[Dataset records]
########

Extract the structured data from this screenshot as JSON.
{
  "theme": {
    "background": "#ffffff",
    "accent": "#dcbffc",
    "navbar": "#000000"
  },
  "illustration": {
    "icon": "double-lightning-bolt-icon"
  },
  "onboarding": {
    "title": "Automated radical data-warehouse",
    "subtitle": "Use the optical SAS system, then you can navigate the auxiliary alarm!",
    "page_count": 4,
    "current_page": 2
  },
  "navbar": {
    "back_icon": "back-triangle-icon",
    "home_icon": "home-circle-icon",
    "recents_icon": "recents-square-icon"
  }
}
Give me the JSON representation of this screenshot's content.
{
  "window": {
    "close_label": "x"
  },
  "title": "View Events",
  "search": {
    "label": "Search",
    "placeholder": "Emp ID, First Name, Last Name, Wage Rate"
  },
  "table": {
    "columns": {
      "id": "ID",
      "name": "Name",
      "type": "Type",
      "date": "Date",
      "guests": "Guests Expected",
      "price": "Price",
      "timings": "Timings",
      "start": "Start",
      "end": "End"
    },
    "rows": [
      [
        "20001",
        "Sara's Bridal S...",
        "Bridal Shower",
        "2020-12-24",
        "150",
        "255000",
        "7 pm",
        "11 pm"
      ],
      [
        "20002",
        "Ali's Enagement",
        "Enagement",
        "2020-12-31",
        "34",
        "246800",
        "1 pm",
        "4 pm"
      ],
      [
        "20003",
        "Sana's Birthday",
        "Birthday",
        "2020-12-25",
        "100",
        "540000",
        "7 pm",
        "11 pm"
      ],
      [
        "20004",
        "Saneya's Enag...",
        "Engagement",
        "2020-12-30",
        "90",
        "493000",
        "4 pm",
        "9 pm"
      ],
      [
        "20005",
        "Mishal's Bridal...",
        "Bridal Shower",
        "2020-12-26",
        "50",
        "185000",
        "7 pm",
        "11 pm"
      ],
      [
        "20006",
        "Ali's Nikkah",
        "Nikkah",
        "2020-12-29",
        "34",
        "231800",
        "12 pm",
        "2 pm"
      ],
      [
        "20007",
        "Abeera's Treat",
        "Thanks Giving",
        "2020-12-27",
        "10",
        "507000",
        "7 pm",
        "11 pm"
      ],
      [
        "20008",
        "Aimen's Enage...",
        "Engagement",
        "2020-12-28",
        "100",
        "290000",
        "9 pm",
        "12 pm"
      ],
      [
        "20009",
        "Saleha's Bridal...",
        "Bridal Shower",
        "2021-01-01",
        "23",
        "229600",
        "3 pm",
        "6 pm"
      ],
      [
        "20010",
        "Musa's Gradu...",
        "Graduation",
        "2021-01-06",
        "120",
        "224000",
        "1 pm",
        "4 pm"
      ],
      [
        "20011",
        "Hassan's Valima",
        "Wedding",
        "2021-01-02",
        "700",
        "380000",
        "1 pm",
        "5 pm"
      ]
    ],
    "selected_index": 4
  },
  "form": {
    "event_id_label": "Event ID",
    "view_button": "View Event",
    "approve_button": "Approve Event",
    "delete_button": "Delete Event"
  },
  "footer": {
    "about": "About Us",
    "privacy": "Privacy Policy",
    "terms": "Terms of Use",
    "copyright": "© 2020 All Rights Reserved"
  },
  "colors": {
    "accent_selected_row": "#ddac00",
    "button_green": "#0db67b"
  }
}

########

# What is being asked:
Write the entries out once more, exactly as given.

# Response:
Extract the structured data from this screenshot as JSON.
{
  "theme": {
    "background": "#ffffff",
    "accent": "#dcbffc",
    "navbar": "#000000"
  },
  "illustration": {
    "icon": "double-lightning-bolt-icon"
  },
  "onboarding": {
    "title": "Automated radical data-warehouse",
    "subtitle": "Use the optical SAS system, then you can navigate the auxiliary alarm!",
    "page_count": 4,
    "current_page": 2
  },
  "navbar": {
    "back_icon": "back-triangle-icon",
    "home_icon": "home-circle-icon",
    "recents_icon": "recents-square-icon"
  }
}
Give me the JSON representation of this screenshot's content.
{
  "window": {
    "close_label": "x"
  },
  "title": "View Events",
  "search": {
    "label": "Search",
    "placeholder": "Emp ID, First Name, Last Name, Wage Rate"
  },
  "table": {
    "columns": {
      "id": "ID",
      "name": "Name",
      "type": "Type",
      "date": "Date",
      "guests": "Guests Expected",
      "price": "Price",
      "timings": "Timings",
      "start": "Start",
      "end": "End"
    },
    "rows": [
      [
        "20001",
        "Sara's Bridal S...",
        "Bridal Shower",
        "2020-12-24",
        "150",
        "255000",
        "7 pm",
        "11 pm"
      ],
      [
        "20002",
        "Ali's Enagement",
        "Enagement",
        "2020-12-31",
        "34",
        "246800",
        "1 pm",
        "4 pm"
      ],
      [
        "20003",
        "Sana's Birthday",
        "Birthday",
        "2020-12-25",
        "100",
        "540000",
        "7 pm",
        "11 pm"
      ],
      [
        "20004",
        "Saneya's Enag...",
        "Engagement",
        "2020-12-30",
        "90",
        "493000",
        "4 pm",
        "9 pm"
      ],
      [
        "20005",
        "Mishal's Bridal...",
        "Bridal Shower",
        "2020-12-26",
        "50",
        "185000",
        "7 pm",
        "11 pm"
      ],
      [
        "20006",
        "Ali's Nikkah",
        "Nikkah",
        "2020-12-29",
        "34",
        "231800",
        "12 pm",
        "2 pm"
      ],
      [
        "20007",
        "Abeera's Treat",
        "Thanks Giving",
        "2020-12-27",
        "10",
        "507000",
        "7 pm",
        "11 pm"
      ],
      [
        "20008",
        "Aimen's Enage...",
        "Engagement",
        "2020-12-28",
        "100",
        "290000",
        "9 pm",
        "12 pm"
      ],
      [
        "20009",
        "Saleha's Bridal...",
        "Bridal Shower",
        "2021-01-01",
        "23",
        "229600",
        "3 pm",
        "6 pm"
      ],
      [
        "20010",
        "Musa's Gradu...",
        "Graduation",
        "2021-01-06",
        "120",
        "224000",
        "1 pm",
        "4 pm"
      ],
      [
        "20011",
        "Hassan's Valima",
        "Wedding",
        "2021-01-02",
        "700",
        "380000",
        "1 pm",
        "5 pm"
      ]
    ],
    "selected_index": 4
  },
  "form": {
    "event_id_label": "Event ID",
    "view_button": "View Event",
    "approve_button": "Approve Event",
    "delete_button": "Delete Event"
  },
  "footer": {
    "about": "About Us",
    "privacy": "Privacy Policy",
    "terms": "Terms of Use",
    "copyright": "© 2020 All Rights Reserved"
  },
  "colors": {
    "accent_selected_row": "#ddac00",
    "button_green": "#0db67b"
  }
}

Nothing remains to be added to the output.